How Important Is Home Field Advantage?

Originally published at DFSEdge.

I’ve touched on the existence and importance of Home Field Advantage briefly in the past, and I make frequent mention of it in my Strong Play articles, but we’ve yet to really dig in to see exactly how relevant of a factor it is.  A recent tweet from reader Greg Richards (@GRich25) has bumped home field advantage up on my to-do list, so today we’re going to check it out.

In mentioning why I wasn’t too crazy about Mike Minor against the Nationals a couple days ago, I brought up how Minor would be on the road.  Greg replied with, “Is there data somewhere to support that? Intuitively that seems of less importance to me in baseball.”  I noted that, while the crowd or extreme weather may play a more important role in, say, football, that one could hypothesize that home field advantage is “more important in MLB since NFL/NBA/NFL fields are all pretty uniform.”  The three point line is always the same distance from the hoop.  The red zone is always 20 yards long.  Something about hockey.

In baseball, though, no two parks are the same.  The infield diamond is uniform and the foul lines are straight, and that’s about it.  Outfields, fences, foul ground, everything else is different. I’d actually wager that the more unique a park is, the more advantage the home field gains.  It’s a lot easier for Brandon Barnes to navigate that hill in center field than it is for Leonys Martin when he visits Minute Maid.  I may try to look at this in the future, in addition to a few other HFA iterations that I have suspicions about, but for today we’ll stick with the basics.  Does home field advantage exist, and if it does, to what extent?

Home Field Advantage for Hitters

You can get a rough estimate for home field advantage just by comparing league-wide home and road numbers, but when there’s a better method that’s going to give us more accurate results, I like to use it.

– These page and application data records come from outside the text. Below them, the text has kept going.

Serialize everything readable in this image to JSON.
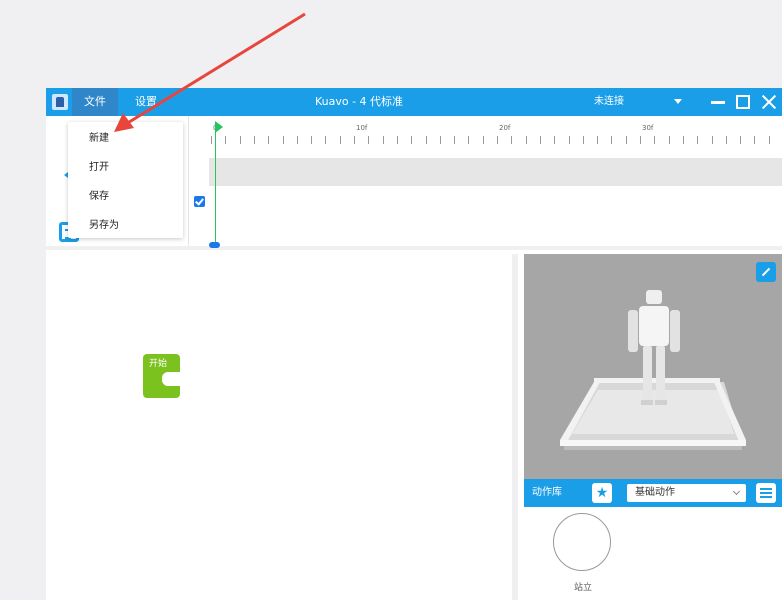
{
  "titlebar": {
    "menu_file": "文件",
    "menu_settings": "设置",
    "title": "Kuavo - 4 代标准",
    "connection_status": "未连接"
  },
  "file_menu": {
    "items": [
      {
        "label": "新建"
      },
      {
        "label": "打开"
      },
      {
        "label": "保存"
      },
      {
        "label": "另存为"
      }
    ]
  },
  "timeline": {
    "tick_labels": [
      "0f",
      "10f",
      "20f",
      "30f"
    ]
  },
  "workspace": {
    "start_block_label": "开始"
  },
  "action_library": {
    "label": "动作库",
    "category_selected": "基础动作",
    "actions": [
      {
        "label": "站立"
      }
    ]
  },
  "colors": {
    "accent": "#1a9ee8",
    "start_block": "#7cc21e",
    "playhead": "#22c55e",
    "annotation": "#e8453c"
  }
}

Warning: Boring Methodology Ahead. Skip Ahead If You Just Want the Results.

To determine home field advantage, I focused on a recent three-year stretch of data and compared each individual hitter’s line in his home park with every individual road park he played in that year.  I then take a weighted average (using the harmonic mean of a player’s plate appearances in his home and road park pair as the weight to combat sample size issues) of all of these data points to find how much differently hitters perform between their home and a random road park.  While it doesn’t make much of a difference, I’ve also park-adjusted all the relevant stats using my own platoon park factors.

It’s Safe to Come Out Now.  Boring Methodology Section Over.

Now onto the fun part: the results.  Below is a table with seven stats and the differences between them when a hitter is at home versus on the road.

Home Field Advantage for Hitters
0.008 0.012 0.017 0.029 0.2% -1.0% 0.4%

As you can see, home field advantage absolutely exists, but the results are relatively modest.  A player will hit eight points better at home than he will on the road and OPS nearly 30 points better.

Home Field Advantage for Pitchers

Because of some data issues, the pitcher numbers weren’t park adjusted.  For hitters, the park adjustment reduced the effects by 10% on average, so keep in mind that these effects may be slightly overstated.

Home Field Advantage for Pitchers
-0.013 -0.016 -0.026 -0.042 -0.3% +1.0% -0.6%

The results for pitchers are larger than they are for hitters but still relatively modest.  Pitchers cut 13 points off their batting averages and, perhaps most notably, add a point to their strikeout percentage.

Closing Thoughts

When accounting for home field advantage, don’t make the mistake of taking the full figures in the tables above off of a player’s full-season line.  A player who is hitting .308 overall this year will not hit .300 on the road.  You have to cut that .008 figure in half since his seasonal line is composed of both home a road games.  So a .308 hitter overall would hit .304 on the road and .312 at home.  That limits the usefulness of including home field advantage to decide which hitters to draft, but the effects are there and are worthwhile to include in a comprehensive evaluation of the contextual factors facing a player on any given day.